  • 2014: Table child support for 3 children, based on the payor spouse’s estimated income of $477,000 for that year, is $7,320 per month, ($2,611 + 1.44% x the amount in excess of $150,000), or $87,840 ($7,320 x 12 months) for the year.
  • 2015: Table child support for 3 children, based on the payor spouse’s estimated income of $461,000 for that year, is $7,089 per month, or $85,068 ($7,089 x 12 months) for the year.
  • 2016: Table child support for 3 children, based on average income of $403,666.67 from 2013 to 2015, is $6,263.80 per month. For the five months in 2016 up until the date the motion was heard, the child support obligation was $31,319 ($6,263.80 x 5 months).
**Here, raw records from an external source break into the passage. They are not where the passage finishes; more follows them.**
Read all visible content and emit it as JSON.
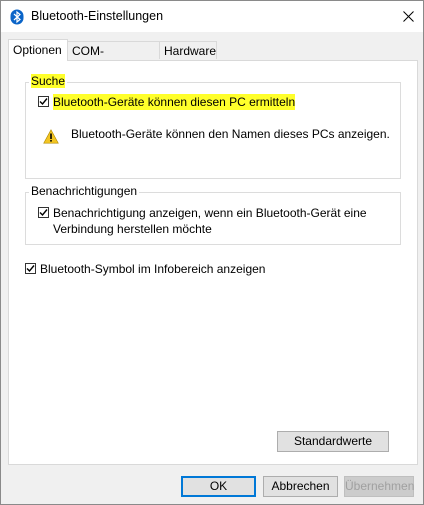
{
  "window": {
    "title": "Bluetooth-Einstellungen"
  },
  "tabs": [
    {
      "label": "Optionen",
      "active": true
    },
    {
      "label": "COM-Anschlüsse",
      "active": false
    },
    {
      "label": "Hardware",
      "active": false
    }
  ],
  "suche": {
    "legend": "Suche",
    "discoverable_label": "Bluetooth-Geräte können diesen PC ermitteln",
    "discoverable_checked": true,
    "warning_text": "Bluetooth-Geräte können den Namen dieses PCs anzeigen."
  },
  "notifications": {
    "legend": "Benachrichtigungen",
    "notify_label_line1": "Benachrichtigung anzeigen, wenn ein Bluetooth-Gerät eine",
    "notify_label_line2": "Verbindung herstellen möchte",
    "notify_checked": true
  },
  "tray": {
    "label": "Bluetooth-Symbol im Infobereich anzeigen",
    "checked": true
  },
  "buttons": {
    "defaults": "Standardwerte",
    "ok": "OK",
    "cancel": "Abbrechen",
    "apply": "Übernehmen"
  },
  "colors": {
    "highlight": "#ffff2b",
    "default_button_border": "#0078d7",
    "bluetooth_icon": "#0a64c8"
  },
  "icons": {
    "title": "bluetooth-icon",
    "close": "close-icon",
    "warning": "warning-icon",
    "check": "checkmark-icon"
  }
}
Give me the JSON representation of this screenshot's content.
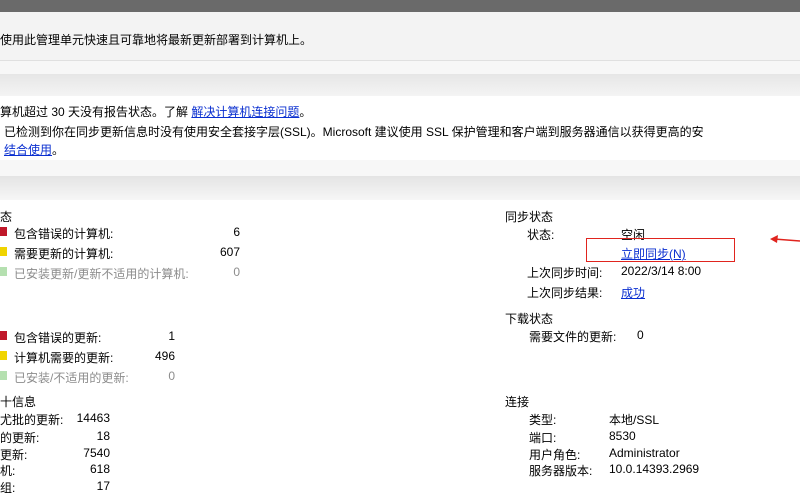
{
  "header": {
    "description": "使用此管理单元快速且可靠地将最新更新部署到计算机上。"
  },
  "alerts": {
    "line1_prefix": "算机超过 30 天没有报告状态。了解",
    "line1_link": "解决计算机连接问题",
    "line1_suffix": "。",
    "line2": "已检测到你在同步更新信息时没有使用安全套接字层(SSL)。Microsoft 建议使用 SSL 保护管理和客户端到服务器通信以获得更高的安",
    "line3_link": "结合使用",
    "line3_suffix": "。"
  },
  "computer_status": {
    "title": "态",
    "rows": [
      {
        "label": "包含错误的计算机:",
        "value": "6",
        "color": "#c0182a",
        "muted": false
      },
      {
        "label": "需要更新的计算机:",
        "value": "607",
        "color": "#f0d400",
        "muted": false
      },
      {
        "label": "已安装更新/更新不适用的计算机:",
        "value": "0",
        "color": "#b5e0b0",
        "muted": true
      }
    ]
  },
  "update_status": {
    "rows": [
      {
        "label": "包含错误的更新:",
        "value": "1",
        "color": "#c0182a",
        "muted": false
      },
      {
        "label": "计算机需要的更新:",
        "value": "496",
        "color": "#f0d400",
        "muted": false
      },
      {
        "label": "已安装/不适用的更新:",
        "value": "0",
        "color": "#b5e0b0",
        "muted": true
      }
    ]
  },
  "stats": {
    "title": "十信息",
    "rows": [
      {
        "label": "尤批的更新:",
        "value": "14463"
      },
      {
        "label": "的更新:",
        "value": "18"
      },
      {
        "label": "更新:",
        "value": "7540"
      },
      {
        "label": "机:",
        "value": "618"
      },
      {
        "label": "组:",
        "value": "17"
      }
    ]
  },
  "sync": {
    "title": "同步状态",
    "status_label": "状态:",
    "status_value": "空闲",
    "sync_now_link": "立即同步(N)",
    "last_sync_time_label": "上次同步时间:",
    "last_sync_time_value": "2022/3/14 8:00",
    "last_sync_result_label": "上次同步结果:",
    "last_sync_result_value": "成功"
  },
  "download": {
    "title": "下载状态",
    "needed_label": "需要文件的更新:",
    "needed_value": "0"
  },
  "connection": {
    "title": "连接",
    "rows": [
      {
        "label": "类型:",
        "value": "本地/SSL"
      },
      {
        "label": "端口:",
        "value": "8530"
      },
      {
        "label": "用户角色:",
        "value": "Administrator"
      },
      {
        "label": "服务器版本:",
        "value": "10.0.14393.2969"
      }
    ]
  },
  "colors": {
    "link": "#0a2fd0",
    "annotation_red": "#e0241e",
    "error": "#c0182a",
    "warning": "#f0d400",
    "ok": "#b5e0b0"
  }
}
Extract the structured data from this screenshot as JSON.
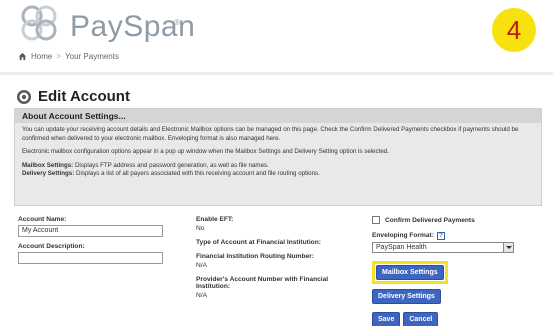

Based on the foregoing amounts, the total child support owed for the period from January 1, 2014, to May 31, 2016 is $204,227. The payor spouse had been paying $3,500 per month for child support from June 2014 to March 2016, for a total of $77,000 ($3,500 x 22 months) plus additional amounts totalling $11,000. He was therefore entitled to a credit of $88,000 to the end of May 2016.  After crediting him with this amount, he owed net child support in the amount of $116,227. The court also ordered that he was required to pay temporary child support in the amount of $6,265 per month from the date of the interim order onward, pending the trial of the proceeding.

The bottom line on calculating income for child support where income fluctuates

The Federal Child Support Guidelines establish the framework for calculating income for child support. Where the payor spouse’s income fluctuates from year to year, s. 17 allows the court to average income over the previous three years. In Surana, averaging was found to be fair pending the trial of the proceeding and given the reason for the fluctuation in income. However, the appropriateness of the averaging approach is fact-specific and there is nothing in the language of the Guidelines that requires the use of averaging in calculating income for child support. This makes sense, as one of the goals of the Guidelines is the fair determination of the amount available to pay child support. Fairness would not be achieved by the mechanical application of averaging.